INSTRUCTIONS FOR THE TASK → Give the number of lines below that hold "value", and only that.

[EXTRACTED RECORDS — start]

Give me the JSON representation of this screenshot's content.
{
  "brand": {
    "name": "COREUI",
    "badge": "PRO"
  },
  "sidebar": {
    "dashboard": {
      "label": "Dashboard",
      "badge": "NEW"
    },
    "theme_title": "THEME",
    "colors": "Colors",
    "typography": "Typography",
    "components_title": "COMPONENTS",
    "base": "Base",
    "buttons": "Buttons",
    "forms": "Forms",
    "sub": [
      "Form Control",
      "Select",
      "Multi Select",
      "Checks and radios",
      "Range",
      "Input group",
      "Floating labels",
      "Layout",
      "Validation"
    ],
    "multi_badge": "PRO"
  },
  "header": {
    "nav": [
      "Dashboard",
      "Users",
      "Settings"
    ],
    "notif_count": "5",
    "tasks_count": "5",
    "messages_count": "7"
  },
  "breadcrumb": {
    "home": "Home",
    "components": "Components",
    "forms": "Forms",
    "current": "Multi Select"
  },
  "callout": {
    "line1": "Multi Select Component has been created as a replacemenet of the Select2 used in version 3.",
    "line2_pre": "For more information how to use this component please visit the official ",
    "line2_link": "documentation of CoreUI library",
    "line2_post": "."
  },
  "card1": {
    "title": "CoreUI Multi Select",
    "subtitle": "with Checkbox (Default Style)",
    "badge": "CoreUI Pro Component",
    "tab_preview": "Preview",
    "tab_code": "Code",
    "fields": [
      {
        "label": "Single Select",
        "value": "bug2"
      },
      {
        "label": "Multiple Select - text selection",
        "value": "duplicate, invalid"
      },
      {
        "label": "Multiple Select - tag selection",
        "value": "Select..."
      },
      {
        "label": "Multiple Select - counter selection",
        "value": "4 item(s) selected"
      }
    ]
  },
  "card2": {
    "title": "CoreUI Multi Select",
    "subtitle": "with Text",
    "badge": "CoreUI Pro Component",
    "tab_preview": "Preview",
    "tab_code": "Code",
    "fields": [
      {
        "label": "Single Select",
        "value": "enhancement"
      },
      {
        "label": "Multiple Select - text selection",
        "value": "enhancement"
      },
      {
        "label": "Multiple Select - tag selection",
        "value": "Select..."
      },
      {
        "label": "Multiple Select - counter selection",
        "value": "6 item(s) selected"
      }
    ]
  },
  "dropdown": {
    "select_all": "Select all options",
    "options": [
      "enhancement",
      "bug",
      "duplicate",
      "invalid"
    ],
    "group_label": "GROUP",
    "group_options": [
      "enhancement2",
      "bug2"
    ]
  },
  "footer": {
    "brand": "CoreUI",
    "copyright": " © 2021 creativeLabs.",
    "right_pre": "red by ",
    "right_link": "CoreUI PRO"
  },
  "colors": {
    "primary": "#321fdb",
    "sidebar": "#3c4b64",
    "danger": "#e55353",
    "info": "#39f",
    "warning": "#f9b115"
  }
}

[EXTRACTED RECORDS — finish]

OUTPUT FOR THIS EXERCISE → 8